» **REQUIRED WORK**
Nothing but an exact repeat of the data, with pictures removed, belongs in the answer.

» **THE DATA**
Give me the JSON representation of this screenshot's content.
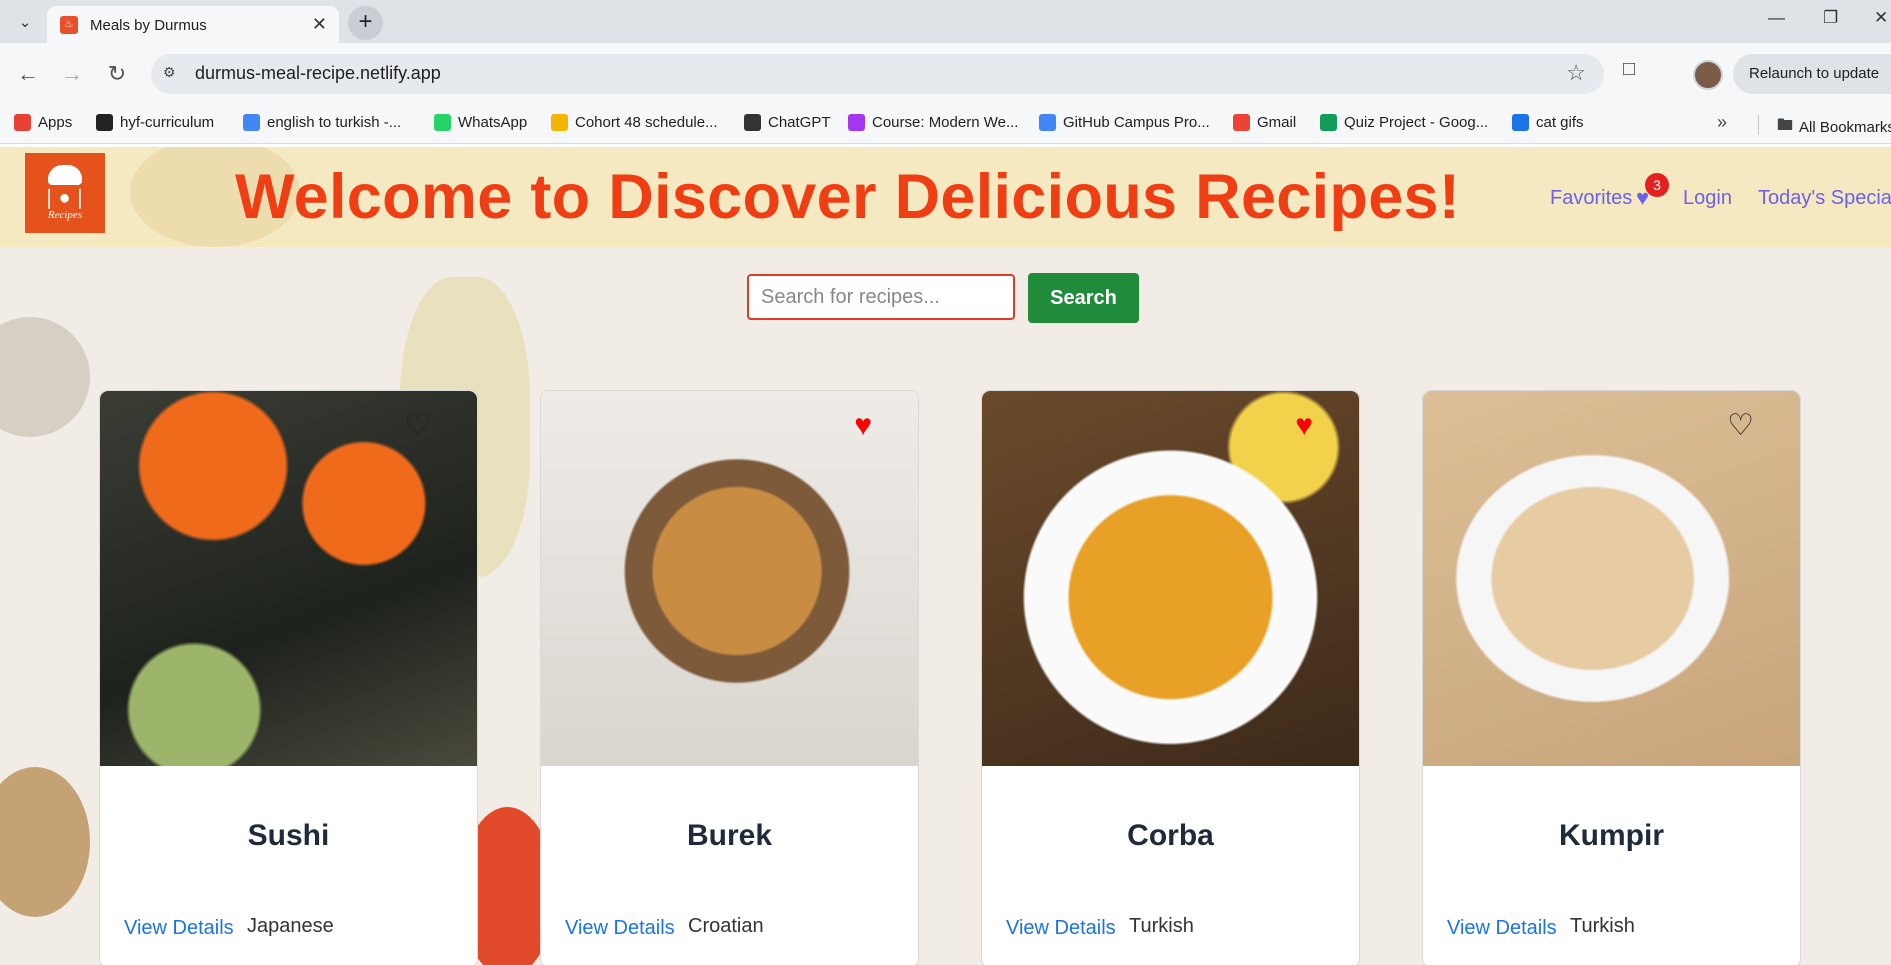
{
  "browser": {
    "tab_title": "Meals by Durmus",
    "url": "durmus-meal-recipe.netlify.app",
    "relaunch_label": "Relaunch to update",
    "bookmarks": [
      {
        "label": "Apps",
        "icon": "apps-grid-icon",
        "color": "#e94235"
      },
      {
        "label": "hyf-curriculum",
        "icon": "github-icon",
        "color": "#222222"
      },
      {
        "label": "english to turkish -...",
        "icon": "google-icon",
        "color": "#4285f4"
      },
      {
        "label": "WhatsApp",
        "icon": "whatsapp-icon",
        "color": "#25d366"
      },
      {
        "label": "Cohort 48 schedule...",
        "icon": "google-drive-icon",
        "color": "#f4b400"
      },
      {
        "label": "ChatGPT",
        "icon": "chatgpt-icon",
        "color": "#333333"
      },
      {
        "label": "Course: Modern We...",
        "icon": "udemy-icon",
        "color": "#a435f0"
      },
      {
        "label": "GitHub Campus Pro...",
        "icon": "docs-icon",
        "color": "#4285f4"
      },
      {
        "label": "Gmail",
        "icon": "gmail-icon",
        "color": "#ea4335"
      },
      {
        "label": "Quiz Project - Goog...",
        "icon": "sheets-icon",
        "color": "#0f9d58"
      },
      {
        "label": "cat gifs",
        "icon": "gif-icon",
        "color": "#1a73e8"
      }
    ],
    "all_bookmarks_label": "All Bookmarks"
  },
  "header": {
    "logo_text": "Recipes",
    "headline": "Welcome to Discover Delicious Recipes!",
    "nav": {
      "favorites": "Favorites",
      "favorites_count": "3",
      "login": "Login",
      "todays_special": "Today's Special"
    }
  },
  "search": {
    "placeholder": "Search for recipes...",
    "value": "",
    "button_label": "Search"
  },
  "colors": {
    "headline": "#ef3e14",
    "nav_link": "#6b61ea",
    "search_button": "#1f8b3b",
    "search_border": "#e03b25",
    "link_blue": "#1a73e8",
    "favorite_red": "#ff0000"
  },
  "recipes": [
    {
      "name": "Sushi",
      "cuisine": "Japanese",
      "favorited": false,
      "link_label": "View Details"
    },
    {
      "name": "Burek",
      "cuisine": "Croatian",
      "favorited": true,
      "link_label": "View Details"
    },
    {
      "name": "Corba",
      "cuisine": "Turkish",
      "favorited": true,
      "link_label": "View Details"
    },
    {
      "name": "Kumpir",
      "cuisine": "Turkish",
      "favorited": false,
      "link_label": "View Details"
    }
  ]
}
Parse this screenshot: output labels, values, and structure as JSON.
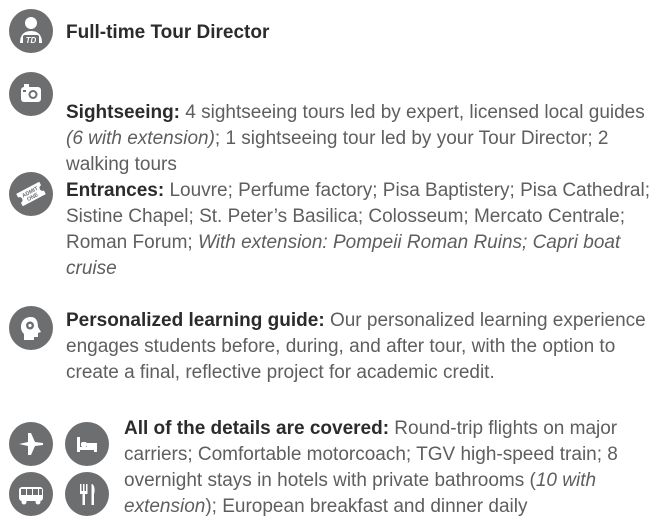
{
  "icons": {
    "tour_director": "tour-director-icon",
    "sightseeing": "camera-icon",
    "entrances": "admit-one-ticket-icon",
    "learning": "head-icon",
    "flights": "airplane-icon",
    "hotels": "bed-icon",
    "motorcoach": "bus-icon",
    "meals": "fork-knife-icon"
  },
  "icon_text": {
    "td_badge": "TD",
    "ticket_line1": "ADMIT",
    "ticket_line2": "ONE"
  },
  "colors": {
    "icon_bg": "#6d6e70",
    "heading": "#2b2b2b",
    "body_text": "#5e5e5e"
  },
  "items": {
    "tour_director": {
      "title": "Full-time Tour Director"
    },
    "sightseeing": {
      "title": "Sightseeing:",
      "text1": " 4 sightseeing tours led by expert, licensed local guides ",
      "italic1": "(6 with extension)",
      "text2": "; 1 sightseeing tour led by your Tour Director; 2 walking tours"
    },
    "entrances": {
      "title": "Entrances:",
      "text1": " Louvre; Perfume factory; Pisa Baptistery; Pisa Cathedral; Sistine Chapel; St. Peter’s Basilica; Colosseum; Mercato Centrale; Roman Forum; ",
      "italic1": "With extension: Pompeii Roman Ruins; Capri boat cruise"
    },
    "learning": {
      "title": "Personalized learning guide:",
      "text1": " Our personalized learning experience engages students before, during, and after tour, with the option to create a final, reflective project for academic credit."
    },
    "details": {
      "title": "All of the details are covered:",
      "text1": " Round-trip flights on major carriers; Comfortable motorcoach; TGV high-speed train; 8 overnight stays in hotels with private bathrooms (",
      "italic1": "10 with extension",
      "text2": "); European breakfast and dinner daily"
    }
  }
}
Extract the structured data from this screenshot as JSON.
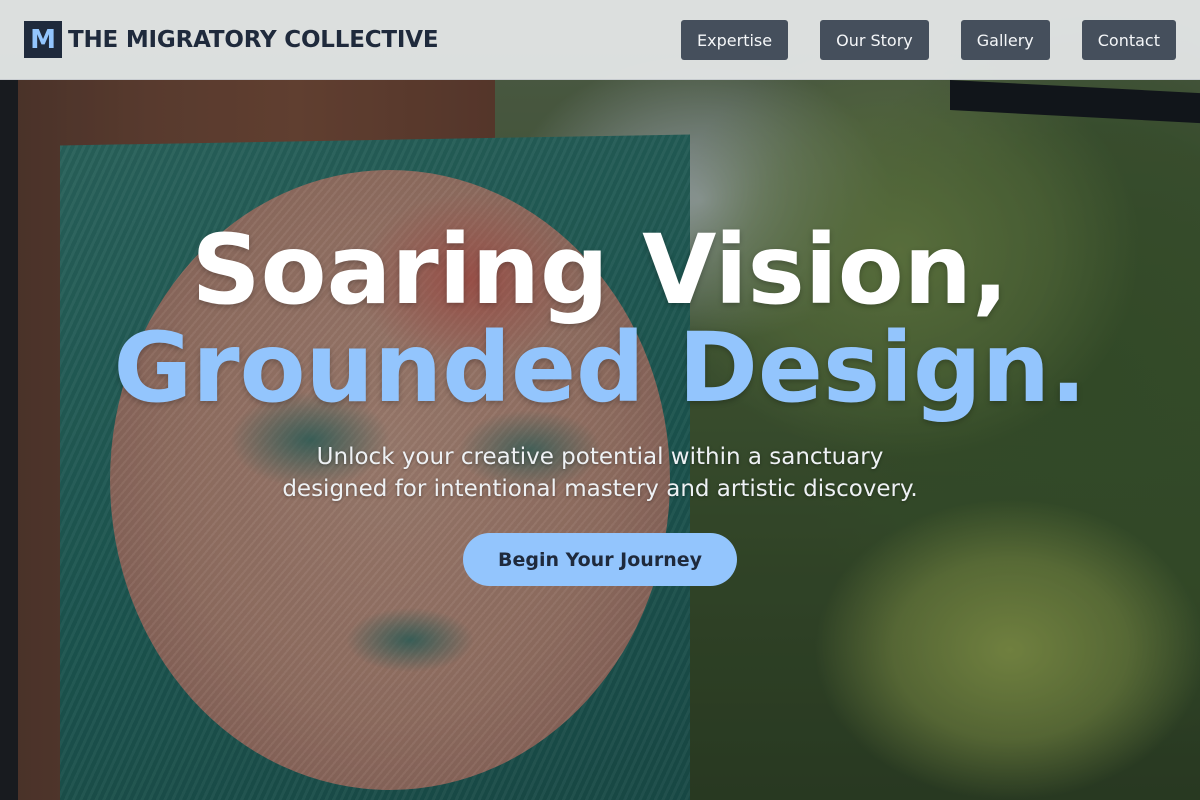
{
  "brand": {
    "mark": "M",
    "name": "THE MIGRATORY COLLECTIVE"
  },
  "nav": {
    "items": [
      {
        "label": "Expertise"
      },
      {
        "label": "Our Story"
      },
      {
        "label": "Gallery"
      },
      {
        "label": "Contact"
      }
    ]
  },
  "hero": {
    "headline_line1": "Soaring Vision,",
    "headline_line2": "Grounded Design.",
    "subtitle_line1": "Unlock your creative potential within a sanctuary",
    "subtitle_line2": "designed for intentional mastery and artistic discovery.",
    "cta_label": "Begin Your Journey"
  },
  "colors": {
    "accent": "#93c5fd",
    "brand_dark": "#1f2a3c",
    "nav_button": "#454f5c"
  }
}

» **EXERCISE RESULT**
Give me the JSON representation of this screenshot's content.
{
  "browser": {
    "tab_title": "Meals by Durmus",
    "url": "durmus-meal-recipe.netlify.app",
    "relaunch_label": "Relaunch to update",
    "bookmarks": [
      {
        "label": "Apps",
        "icon": "apps-grid-icon",
        "color": "#e94235"
      },
      {
        "label": "hyf-curriculum",
        "icon": "github-icon",
        "color": "#222222"
      },
      {
        "label": "english to turkish -...",
        "icon": "google-icon",
        "color": "#4285f4"
      },
      {
        "label": "WhatsApp",
        "icon": "whatsapp-icon",
        "color": "#25d366"
      },
      {
        "label": "Cohort 48 schedule...",
        "icon": "google-drive-icon",
        "color": "#f4b400"
      },
      {
        "label": "ChatGPT",
        "icon": "chatgpt-icon",
        "color": "#333333"
      },
      {
        "label": "Course: Modern We...",
        "icon": "udemy-icon",
        "color": "#a435f0"
      },
      {
        "label": "GitHub Campus Pro...",
        "icon": "docs-icon",
        "color": "#4285f4"
      },
      {
        "label": "Gmail",
        "icon": "gmail-icon",
        "color": "#ea4335"
      },
      {
        "label": "Quiz Project - Goog...",
        "icon": "sheets-icon",
        "color": "#0f9d58"
      },
      {
        "label": "cat gifs",
        "icon": "gif-icon",
        "color": "#1a73e8"
      }
    ],
    "all_bookmarks_label": "All Bookmarks"
  },
  "header": {
    "logo_text": "Recipes",
    "headline": "Welcome to Discover Delicious Recipes!",
    "nav": {
      "favorites": "Favorites",
      "favorites_count": "3",
      "login": "Login",
      "todays_special": "Today's Special"
    }
  },
  "search": {
    "placeholder": "Search for recipes...",
    "value": "",
    "button_label": "Search"
  },
  "colors": {
    "headline": "#ef3e14",
    "nav_link": "#6b61ea",
    "search_button": "#1f8b3b",
    "search_border": "#e03b25",
    "link_blue": "#1a73e8",
    "favorite_red": "#ff0000"
  },
  "recipes": [
    {
      "name": "Sushi",
      "cuisine": "Japanese",
      "favorited": false,
      "link_label": "View Details"
    },
    {
      "name": "Burek",
      "cuisine": "Croatian",
      "favorited": true,
      "link_label": "View Details"
    },
    {
      "name": "Corba",
      "cuisine": "Turkish",
      "favorited": true,
      "link_label": "View Details"
    },
    {
      "name": "Kumpir",
      "cuisine": "Turkish",
      "favorited": false,
      "link_label": "View Details"
    }
  ]
}
Parse this screenshot: output labels, values, and structure as JSON.
{
  "icons": {
    "tour_director": "tour-director-icon",
    "sightseeing": "camera-icon",
    "entrances": "admit-one-ticket-icon",
    "learning": "head-icon",
    "flights": "airplane-icon",
    "hotels": "bed-icon",
    "motorcoach": "bus-icon",
    "meals": "fork-knife-icon"
  },
  "icon_text": {
    "td_badge": "TD",
    "ticket_line1": "ADMIT",
    "ticket_line2": "ONE"
  },
  "colors": {
    "icon_bg": "#6d6e70",
    "heading": "#2b2b2b",
    "body_text": "#5e5e5e"
  },
  "items": {
    "tour_director": {
      "title": "Full-time Tour Director"
    },
    "sightseeing": {
      "title": "Sightseeing:",
      "text1": " 4 sightseeing tours led by expert, licensed local guides ",
      "italic1": "(6 with extension)",
      "text2": "; 1 sightseeing tour led by your Tour Director; 2 walking tours"
    },
    "entrances": {
      "title": "Entrances:",
      "text1": " Louvre; Perfume factory; Pisa Baptistery; Pisa Cathedral; Sistine Chapel; St. Peter’s Basilica; Colosseum; Mercato Centrale; Roman Forum; ",
      "italic1": "With extension: Pompeii Roman Ruins; Capri boat cruise"
    },
    "learning": {
      "title": "Personalized learning guide:",
      "text1": " Our personalized learning experience engages students before, during, and after tour, with the option to create a final, reflective project for academic credit."
    },
    "details": {
      "title": "All of the details are covered:",
      "text1": " Round-trip flights on major carriers; Comfortable motorcoach; TGV high-speed train; 8 overnight stays in hotels with private bathrooms (",
      "italic1": "10 with extension",
      "text2": "); European breakfast and dinner daily"
    }
  }
}
Extract the structured data from this screenshot as JSON.
{
  "brand": {
    "mark": "M",
    "name": "THE MIGRATORY COLLECTIVE"
  },
  "nav": {
    "items": [
      {
        "label": "Expertise"
      },
      {
        "label": "Our Story"
      },
      {
        "label": "Gallery"
      },
      {
        "label": "Contact"
      }
    ]
  },
  "hero": {
    "headline_line1": "Soaring Vision,",
    "headline_line2": "Grounded Design.",
    "subtitle_line1": "Unlock your creative potential within a sanctuary",
    "subtitle_line2": "designed for intentional mastery and artistic discovery.",
    "cta_label": "Begin Your Journey"
  },
  "colors": {
    "accent": "#93c5fd",
    "brand_dark": "#1f2a3c",
    "nav_button": "#454f5c"
  }
}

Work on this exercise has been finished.